# Task requirements
Make an exact copy of the entries below.

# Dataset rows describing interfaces
--------------------------------
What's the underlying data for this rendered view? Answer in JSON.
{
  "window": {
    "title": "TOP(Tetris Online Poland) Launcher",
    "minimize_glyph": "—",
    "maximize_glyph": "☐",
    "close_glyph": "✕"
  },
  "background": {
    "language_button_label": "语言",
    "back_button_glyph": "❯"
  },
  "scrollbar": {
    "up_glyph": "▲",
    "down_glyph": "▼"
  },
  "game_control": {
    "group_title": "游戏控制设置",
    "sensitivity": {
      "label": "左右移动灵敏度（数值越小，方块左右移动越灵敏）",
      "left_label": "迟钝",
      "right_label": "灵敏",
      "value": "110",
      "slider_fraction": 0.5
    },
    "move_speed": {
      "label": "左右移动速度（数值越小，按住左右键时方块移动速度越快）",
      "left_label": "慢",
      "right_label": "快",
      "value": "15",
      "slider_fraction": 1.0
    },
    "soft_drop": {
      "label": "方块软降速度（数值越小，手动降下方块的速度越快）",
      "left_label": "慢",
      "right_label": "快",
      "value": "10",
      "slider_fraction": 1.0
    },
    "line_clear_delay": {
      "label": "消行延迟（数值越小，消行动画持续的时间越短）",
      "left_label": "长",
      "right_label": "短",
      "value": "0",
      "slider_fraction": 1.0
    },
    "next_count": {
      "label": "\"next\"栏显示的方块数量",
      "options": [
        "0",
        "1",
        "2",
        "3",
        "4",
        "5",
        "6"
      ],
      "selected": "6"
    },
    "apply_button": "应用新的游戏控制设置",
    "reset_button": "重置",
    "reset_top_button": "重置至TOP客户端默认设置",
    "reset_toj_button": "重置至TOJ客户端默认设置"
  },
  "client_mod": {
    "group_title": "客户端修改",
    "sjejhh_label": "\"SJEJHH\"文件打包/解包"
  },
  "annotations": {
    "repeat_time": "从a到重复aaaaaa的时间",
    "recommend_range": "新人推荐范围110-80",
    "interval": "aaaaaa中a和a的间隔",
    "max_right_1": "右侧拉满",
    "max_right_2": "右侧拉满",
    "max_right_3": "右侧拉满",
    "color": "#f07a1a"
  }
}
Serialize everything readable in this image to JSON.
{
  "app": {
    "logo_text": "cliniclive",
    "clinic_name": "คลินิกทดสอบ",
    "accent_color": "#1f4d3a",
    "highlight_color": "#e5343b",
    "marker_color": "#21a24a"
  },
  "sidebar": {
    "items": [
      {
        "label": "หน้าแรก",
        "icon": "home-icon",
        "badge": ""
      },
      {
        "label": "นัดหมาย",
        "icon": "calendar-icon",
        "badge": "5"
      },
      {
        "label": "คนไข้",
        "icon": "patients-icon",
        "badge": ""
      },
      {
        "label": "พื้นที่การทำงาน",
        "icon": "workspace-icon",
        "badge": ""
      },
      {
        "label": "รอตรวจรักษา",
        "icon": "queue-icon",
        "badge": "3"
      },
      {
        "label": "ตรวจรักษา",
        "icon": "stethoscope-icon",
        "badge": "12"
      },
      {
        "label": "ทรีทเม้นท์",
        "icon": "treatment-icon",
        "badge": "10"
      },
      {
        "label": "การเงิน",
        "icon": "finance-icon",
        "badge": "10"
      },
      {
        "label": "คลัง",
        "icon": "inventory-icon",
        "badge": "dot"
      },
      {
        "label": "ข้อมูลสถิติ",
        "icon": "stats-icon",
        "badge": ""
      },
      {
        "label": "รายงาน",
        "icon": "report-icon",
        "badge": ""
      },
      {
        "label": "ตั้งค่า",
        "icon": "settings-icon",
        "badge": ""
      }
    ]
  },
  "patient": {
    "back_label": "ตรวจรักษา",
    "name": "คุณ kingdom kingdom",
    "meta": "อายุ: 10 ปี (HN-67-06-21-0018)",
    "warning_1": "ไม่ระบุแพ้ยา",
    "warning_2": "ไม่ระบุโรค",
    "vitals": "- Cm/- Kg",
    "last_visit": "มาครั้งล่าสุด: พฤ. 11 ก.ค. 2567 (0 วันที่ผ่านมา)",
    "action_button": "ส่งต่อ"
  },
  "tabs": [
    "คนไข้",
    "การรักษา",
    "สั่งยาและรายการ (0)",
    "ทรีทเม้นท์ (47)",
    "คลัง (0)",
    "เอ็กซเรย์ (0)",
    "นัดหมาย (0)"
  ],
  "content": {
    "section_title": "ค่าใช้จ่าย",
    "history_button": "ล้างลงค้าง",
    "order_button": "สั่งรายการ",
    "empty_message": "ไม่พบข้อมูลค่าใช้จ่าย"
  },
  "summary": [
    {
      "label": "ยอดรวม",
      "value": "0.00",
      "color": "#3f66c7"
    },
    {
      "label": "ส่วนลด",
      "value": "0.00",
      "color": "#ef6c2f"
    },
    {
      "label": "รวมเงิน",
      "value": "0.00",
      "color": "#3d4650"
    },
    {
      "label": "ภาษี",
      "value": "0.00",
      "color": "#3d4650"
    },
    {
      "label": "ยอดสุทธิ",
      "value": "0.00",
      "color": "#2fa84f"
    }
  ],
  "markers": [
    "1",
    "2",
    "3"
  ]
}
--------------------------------
# Answer box
What's the underlying data for this rendered view? Answer in JSON.
{
  "window": {
    "title": "TOP(Tetris Online Poland) Launcher",
    "minimize_glyph": "—",
    "maximize_glyph": "☐",
    "close_glyph": "✕"
  },
  "background": {
    "language_button_label": "语言",
    "back_button_glyph": "❯"
  },
  "scrollbar": {
    "up_glyph": "▲",
    "down_glyph": "▼"
  },
  "game_control": {
    "group_title": "游戏控制设置",
    "sensitivity": {
      "label": "左右移动灵敏度（数值越小，方块左右移动越灵敏）",
      "left_label": "迟钝",
      "right_label": "灵敏",
      "value": "110",
      "slider_fraction": 0.5
    },
    "move_speed": {
      "label": "左右移动速度（数值越小，按住左右键时方块移动速度越快）",
      "left_label": "慢",
      "right_label": "快",
      "value": "15",
      "slider_fraction": 1.0
    },
    "soft_drop": {
      "label": "方块软降速度（数值越小，手动降下方块的速度越快）",
      "left_label": "慢",
      "right_label": "快",
      "value": "10",
      "slider_fraction": 1.0
    },
    "line_clear_delay": {
      "label": "消行延迟（数值越小，消行动画持续的时间越短）",
      "left_label": "长",
      "right_label": "短",
      "value": "0",
      "slider_fraction": 1.0
    },
    "next_count": {
      "label": "\"next\"栏显示的方块数量",
      "options": [
        "0",
        "1",
        "2",
        "3",
        "4",
        "5",
        "6"
      ],
      "selected": "6"
    },
    "apply_button": "应用新的游戏控制设置",
    "reset_button": "重置",
    "reset_top_button": "重置至TOP客户端默认设置",
    "reset_toj_button": "重置至TOJ客户端默认设置"
  },
  "client_mod": {
    "group_title": "客户端修改",
    "sjejhh_label": "\"SJEJHH\"文件打包/解包"
  },
  "annotations": {
    "repeat_time": "从a到重复aaaaaa的时间",
    "recommend_range": "新人推荐范围110-80",
    "interval": "aaaaaa中a和a的间隔",
    "max_right_1": "右侧拉满",
    "max_right_2": "右侧拉满",
    "max_right_3": "右侧拉满",
    "color": "#f07a1a"
  }
}
Serialize everything readable in this image to JSON.
{
  "app": {
    "logo_text": "cliniclive",
    "clinic_name": "คลินิกทดสอบ",
    "accent_color": "#1f4d3a",
    "highlight_color": "#e5343b",
    "marker_color": "#21a24a"
  },
  "sidebar": {
    "items": [
      {
        "label": "หน้าแรก",
        "icon": "home-icon",
        "badge": ""
      },
      {
        "label": "นัดหมาย",
        "icon": "calendar-icon",
        "badge": "5"
      },
      {
        "label": "คนไข้",
        "icon": "patients-icon",
        "badge": ""
      },
      {
        "label": "พื้นที่การทำงาน",
        "icon": "workspace-icon",
        "badge": ""
      },
      {
        "label": "รอตรวจรักษา",
        "icon": "queue-icon",
        "badge": "3"
      },
      {
        "label": "ตรวจรักษา",
        "icon": "stethoscope-icon",
        "badge": "12"
      },
      {
        "label": "ทรีทเม้นท์",
        "icon": "treatment-icon",
        "badge": "10"
      },
      {
        "label": "การเงิน",
        "icon": "finance-icon",
        "badge": "10"
      },
      {
        "label": "คลัง",
        "icon": "inventory-icon",
        "badge": "dot"
      },
      {
        "label": "ข้อมูลสถิติ",
        "icon": "stats-icon",
        "badge": ""
      },
      {
        "label": "รายงาน",
        "icon": "report-icon",
        "badge": ""
      },
      {
        "label": "ตั้งค่า",
        "icon": "settings-icon",
        "badge": ""
      }
    ]
  },
  "patient": {
    "back_label": "ตรวจรักษา",
    "name": "คุณ kingdom kingdom",
    "meta": "อายุ: 10 ปี (HN-67-06-21-0018)",
    "warning_1": "ไม่ระบุแพ้ยา",
    "warning_2": "ไม่ระบุโรค",
    "vitals": "- Cm/- Kg",
    "last_visit": "มาครั้งล่าสุด: พฤ. 11 ก.ค. 2567 (0 วันที่ผ่านมา)",
    "action_button": "ส่งต่อ"
  },
  "tabs": [
    "คนไข้",
    "การรักษา",
    "สั่งยาและรายการ (0)",
    "ทรีทเม้นท์ (47)",
    "คลัง (0)",
    "เอ็กซเรย์ (0)",
    "นัดหมาย (0)"
  ],
  "content": {
    "section_title": "ค่าใช้จ่าย",
    "history_button": "ล้างลงค้าง",
    "order_button": "สั่งรายการ",
    "empty_message": "ไม่พบข้อมูลค่าใช้จ่าย"
  },
  "summary": [
    {
      "label": "ยอดรวม",
      "value": "0.00",
      "color": "#3f66c7"
    },
    {
      "label": "ส่วนลด",
      "value": "0.00",
      "color": "#ef6c2f"
    },
    {
      "label": "รวมเงิน",
      "value": "0.00",
      "color": "#3d4650"
    },
    {
      "label": "ภาษี",
      "value": "0.00",
      "color": "#3d4650"
    },
    {
      "label": "ยอดสุทธิ",
      "value": "0.00",
      "color": "#2fa84f"
    }
  ],
  "markers": [
    "1",
    "2",
    "3"
  ]
}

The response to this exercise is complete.